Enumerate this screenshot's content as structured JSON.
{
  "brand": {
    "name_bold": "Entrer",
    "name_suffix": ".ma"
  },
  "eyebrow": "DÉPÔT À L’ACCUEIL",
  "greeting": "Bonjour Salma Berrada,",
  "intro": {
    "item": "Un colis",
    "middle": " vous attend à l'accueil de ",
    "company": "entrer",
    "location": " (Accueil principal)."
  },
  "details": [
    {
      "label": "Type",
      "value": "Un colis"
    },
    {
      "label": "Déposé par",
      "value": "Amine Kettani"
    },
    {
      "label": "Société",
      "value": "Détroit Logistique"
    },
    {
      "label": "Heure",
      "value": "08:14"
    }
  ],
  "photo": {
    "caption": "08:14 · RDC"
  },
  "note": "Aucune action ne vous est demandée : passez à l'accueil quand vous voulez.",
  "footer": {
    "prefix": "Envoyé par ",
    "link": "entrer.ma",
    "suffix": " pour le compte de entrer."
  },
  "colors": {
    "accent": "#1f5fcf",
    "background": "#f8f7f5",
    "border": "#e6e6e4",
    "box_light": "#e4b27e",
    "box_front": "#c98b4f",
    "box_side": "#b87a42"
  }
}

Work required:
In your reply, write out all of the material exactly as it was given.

Answer space:
Enumerate this screenshot's content as structured JSON.
{
  "brand": {
    "name_bold": "Entrer",
    "name_suffix": ".ma"
  },
  "eyebrow": "DÉPÔT À L’ACCUEIL",
  "greeting": "Bonjour Salma Berrada,",
  "intro": {
    "item": "Un colis",
    "middle": " vous attend à l'accueil de ",
    "company": "entrer",
    "location": " (Accueil principal)."
  },
  "details": [
    {
      "label": "Type",
      "value": "Un colis"
    },
    {
      "label": "Déposé par",
      "value": "Amine Kettani"
    },
    {
      "label": "Société",
      "value": "Détroit Logistique"
    },
    {
      "label": "Heure",
      "value": "08:14"
    }
  ],
  "photo": {
    "caption": "08:14 · RDC"
  },
  "note": "Aucune action ne vous est demandée : passez à l'accueil quand vous voulez.",
  "footer": {
    "prefix": "Envoyé par ",
    "link": "entrer.ma",
    "suffix": " pour le compte de entrer."
  },
  "colors": {
    "accent": "#1f5fcf",
    "background": "#f8f7f5",
    "border": "#e6e6e4",
    "box_light": "#e4b27e",
    "box_front": "#c98b4f",
    "box_side": "#b87a42"
  }
}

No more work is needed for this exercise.